*** SUPPLIED ENTRIES Section Begins ***

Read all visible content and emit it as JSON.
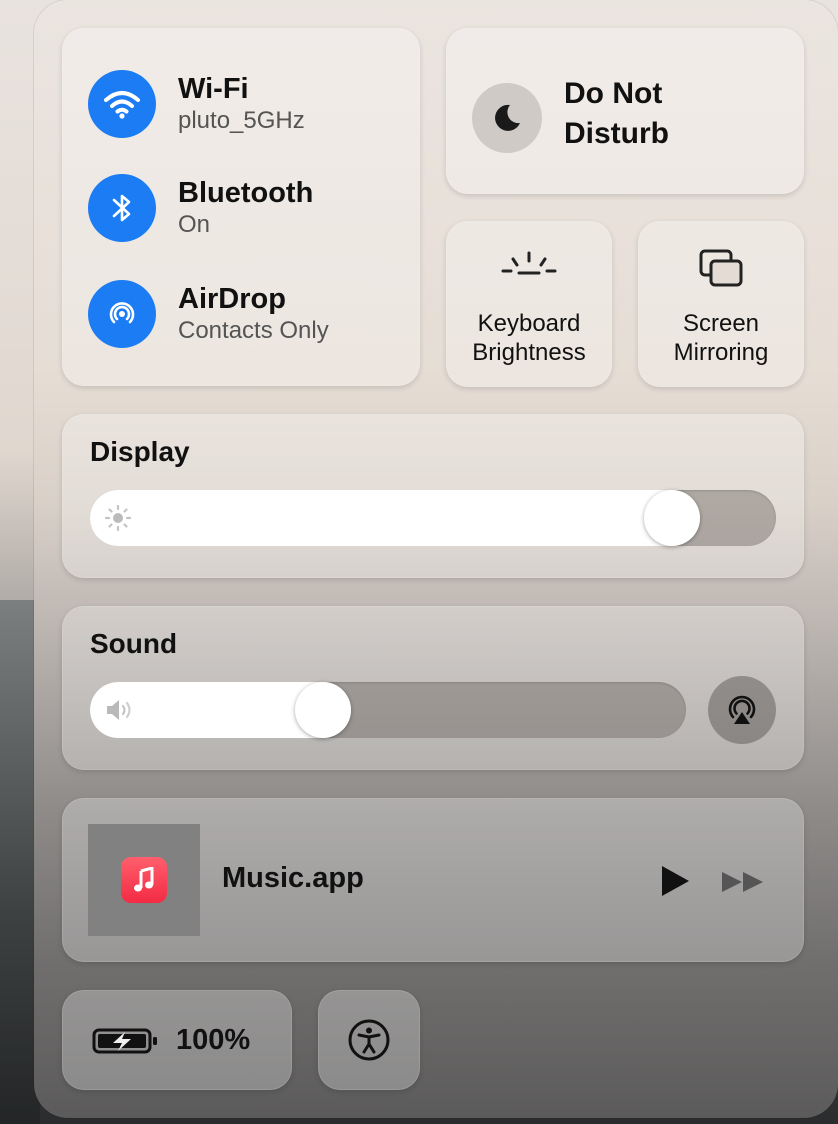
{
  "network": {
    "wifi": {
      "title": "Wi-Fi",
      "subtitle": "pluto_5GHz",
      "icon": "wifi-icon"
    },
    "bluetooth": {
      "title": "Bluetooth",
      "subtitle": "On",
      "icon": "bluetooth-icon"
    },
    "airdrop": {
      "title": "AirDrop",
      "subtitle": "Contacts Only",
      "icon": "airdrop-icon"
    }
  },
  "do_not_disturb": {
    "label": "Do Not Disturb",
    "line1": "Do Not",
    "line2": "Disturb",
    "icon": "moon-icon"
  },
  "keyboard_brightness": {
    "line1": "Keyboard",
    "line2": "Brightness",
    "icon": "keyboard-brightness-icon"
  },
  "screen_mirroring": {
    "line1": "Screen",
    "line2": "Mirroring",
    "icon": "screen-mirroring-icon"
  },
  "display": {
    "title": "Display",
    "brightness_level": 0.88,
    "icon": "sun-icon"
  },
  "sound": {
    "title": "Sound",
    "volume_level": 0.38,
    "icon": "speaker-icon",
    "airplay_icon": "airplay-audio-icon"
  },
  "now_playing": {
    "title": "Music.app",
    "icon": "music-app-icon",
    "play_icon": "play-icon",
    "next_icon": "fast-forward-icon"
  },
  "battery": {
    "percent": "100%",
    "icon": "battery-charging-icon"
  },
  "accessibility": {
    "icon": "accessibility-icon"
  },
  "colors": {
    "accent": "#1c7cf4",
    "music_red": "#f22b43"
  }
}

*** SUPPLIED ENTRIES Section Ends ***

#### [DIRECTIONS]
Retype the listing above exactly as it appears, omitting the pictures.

#### [TASK ANSWER]
Read all visible content and emit it as JSON.
{
  "network": {
    "wifi": {
      "title": "Wi-Fi",
      "subtitle": "pluto_5GHz",
      "icon": "wifi-icon"
    },
    "bluetooth": {
      "title": "Bluetooth",
      "subtitle": "On",
      "icon": "bluetooth-icon"
    },
    "airdrop": {
      "title": "AirDrop",
      "subtitle": "Contacts Only",
      "icon": "airdrop-icon"
    }
  },
  "do_not_disturb": {
    "label": "Do Not Disturb",
    "line1": "Do Not",
    "line2": "Disturb",
    "icon": "moon-icon"
  },
  "keyboard_brightness": {
    "line1": "Keyboard",
    "line2": "Brightness",
    "icon": "keyboard-brightness-icon"
  },
  "screen_mirroring": {
    "line1": "Screen",
    "line2": "Mirroring",
    "icon": "screen-mirroring-icon"
  },
  "display": {
    "title": "Display",
    "brightness_level": 0.88,
    "icon": "sun-icon"
  },
  "sound": {
    "title": "Sound",
    "volume_level": 0.38,
    "icon": "speaker-icon",
    "airplay_icon": "airplay-audio-icon"
  },
  "now_playing": {
    "title": "Music.app",
    "icon": "music-app-icon",
    "play_icon": "play-icon",
    "next_icon": "fast-forward-icon"
  },
  "battery": {
    "percent": "100%",
    "icon": "battery-charging-icon"
  },
  "accessibility": {
    "icon": "accessibility-icon"
  },
  "colors": {
    "accent": "#1c7cf4",
    "music_red": "#f22b43"
  }
}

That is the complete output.